FryPaper cost around $46,500 to develop, but last night a big-name brand agreed to sponsor the app. “You can’t sell to advertisers,” says Sampson. “He’s too niche. It doesn’t matter who they are.” But Hitachi Europe saw the viability of the iPad app, and they’ve given SamFry control over creative, saying to Sampson: “We see the brand, we know what you can come up with, we can trust you.”

Sampson thinks that a lot of celebrities are missing a trick with
social media, although he cites Jamie Oliver as a great Twitter user.
“Lots of personalities have proxies writing for them, but it should be
all about performance,” he says, although he uses the word “magic,”
rather like Jobs did at the iPad’s launch, saying that personalities
need to make sure that not everything is put out in public.

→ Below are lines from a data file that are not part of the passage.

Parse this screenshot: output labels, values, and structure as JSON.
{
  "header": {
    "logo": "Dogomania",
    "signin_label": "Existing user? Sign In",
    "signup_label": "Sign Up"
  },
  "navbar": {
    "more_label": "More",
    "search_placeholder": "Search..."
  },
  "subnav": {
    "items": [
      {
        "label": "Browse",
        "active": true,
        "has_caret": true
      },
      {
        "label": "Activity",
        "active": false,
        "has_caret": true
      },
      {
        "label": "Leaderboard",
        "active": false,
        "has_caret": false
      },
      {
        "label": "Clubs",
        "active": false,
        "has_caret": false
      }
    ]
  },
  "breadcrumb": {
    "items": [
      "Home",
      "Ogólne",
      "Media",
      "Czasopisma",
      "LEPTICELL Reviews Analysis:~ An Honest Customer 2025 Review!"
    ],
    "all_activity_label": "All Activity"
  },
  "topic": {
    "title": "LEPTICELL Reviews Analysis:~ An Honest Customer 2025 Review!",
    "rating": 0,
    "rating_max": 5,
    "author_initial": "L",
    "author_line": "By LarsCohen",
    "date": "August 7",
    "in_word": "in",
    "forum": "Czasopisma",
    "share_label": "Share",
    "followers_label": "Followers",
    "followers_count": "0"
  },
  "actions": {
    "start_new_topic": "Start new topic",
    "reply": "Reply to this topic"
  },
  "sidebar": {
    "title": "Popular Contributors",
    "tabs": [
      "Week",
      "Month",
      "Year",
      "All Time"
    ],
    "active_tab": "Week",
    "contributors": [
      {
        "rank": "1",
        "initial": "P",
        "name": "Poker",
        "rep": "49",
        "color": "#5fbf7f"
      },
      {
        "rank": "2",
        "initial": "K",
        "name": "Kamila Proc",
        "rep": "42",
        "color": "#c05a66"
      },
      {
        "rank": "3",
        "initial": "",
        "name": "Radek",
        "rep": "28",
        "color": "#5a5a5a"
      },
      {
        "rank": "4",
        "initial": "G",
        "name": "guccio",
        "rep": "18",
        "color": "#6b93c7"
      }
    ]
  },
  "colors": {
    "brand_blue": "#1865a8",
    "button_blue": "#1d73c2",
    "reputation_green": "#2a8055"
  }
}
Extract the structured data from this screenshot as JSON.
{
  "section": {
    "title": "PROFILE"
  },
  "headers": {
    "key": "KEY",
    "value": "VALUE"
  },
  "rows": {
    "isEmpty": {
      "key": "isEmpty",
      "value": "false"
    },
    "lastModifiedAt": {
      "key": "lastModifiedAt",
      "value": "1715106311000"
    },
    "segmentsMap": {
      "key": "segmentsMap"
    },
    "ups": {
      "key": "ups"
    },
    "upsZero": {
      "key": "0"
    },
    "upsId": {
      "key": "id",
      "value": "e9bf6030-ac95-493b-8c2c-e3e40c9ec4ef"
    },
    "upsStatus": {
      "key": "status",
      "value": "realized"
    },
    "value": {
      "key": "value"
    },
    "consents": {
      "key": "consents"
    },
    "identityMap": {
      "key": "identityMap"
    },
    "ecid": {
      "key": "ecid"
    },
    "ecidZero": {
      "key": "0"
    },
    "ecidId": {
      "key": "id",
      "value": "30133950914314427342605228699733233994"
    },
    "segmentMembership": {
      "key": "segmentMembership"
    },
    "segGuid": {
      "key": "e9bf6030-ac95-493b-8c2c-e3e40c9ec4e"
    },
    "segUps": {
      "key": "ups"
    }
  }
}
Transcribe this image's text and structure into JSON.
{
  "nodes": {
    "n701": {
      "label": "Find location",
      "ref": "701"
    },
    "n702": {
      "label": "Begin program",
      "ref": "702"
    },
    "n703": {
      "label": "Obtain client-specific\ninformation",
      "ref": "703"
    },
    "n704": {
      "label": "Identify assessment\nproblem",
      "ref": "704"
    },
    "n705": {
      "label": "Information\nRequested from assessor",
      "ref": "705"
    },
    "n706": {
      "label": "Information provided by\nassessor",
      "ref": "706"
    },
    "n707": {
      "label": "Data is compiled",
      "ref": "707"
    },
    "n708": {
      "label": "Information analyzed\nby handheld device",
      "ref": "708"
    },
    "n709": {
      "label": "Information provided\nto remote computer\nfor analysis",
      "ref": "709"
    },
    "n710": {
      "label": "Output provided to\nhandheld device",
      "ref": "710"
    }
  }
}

Have a browse through the iPad app store and it does seem very light so far on apps for personalities–FryPaper is the only one I could find. It is, however, fair to say that they will not be far off. Does Sampson have any advice for Fry’s fellow Tweeter par excellence, Ashton Kutcher? “It has to come from you. It can’t be forced. Be open to platform ideas. Be honest. But it must come from your brain. Content must be honest, accessible, intelligent, and thoughtful.”

[Image copyright Katie Ell for SamFry 2010]


About the author

My writing career has taken me all round the houses over the past decade and a half--from grumpy teens and hungover rock bands in the U.K., where I was born, via celebrity interviews, health, tech and fashion in Madrid and Paris, before returning to London, where I now live. For the past five years I've been writing about technology and innovation for U.S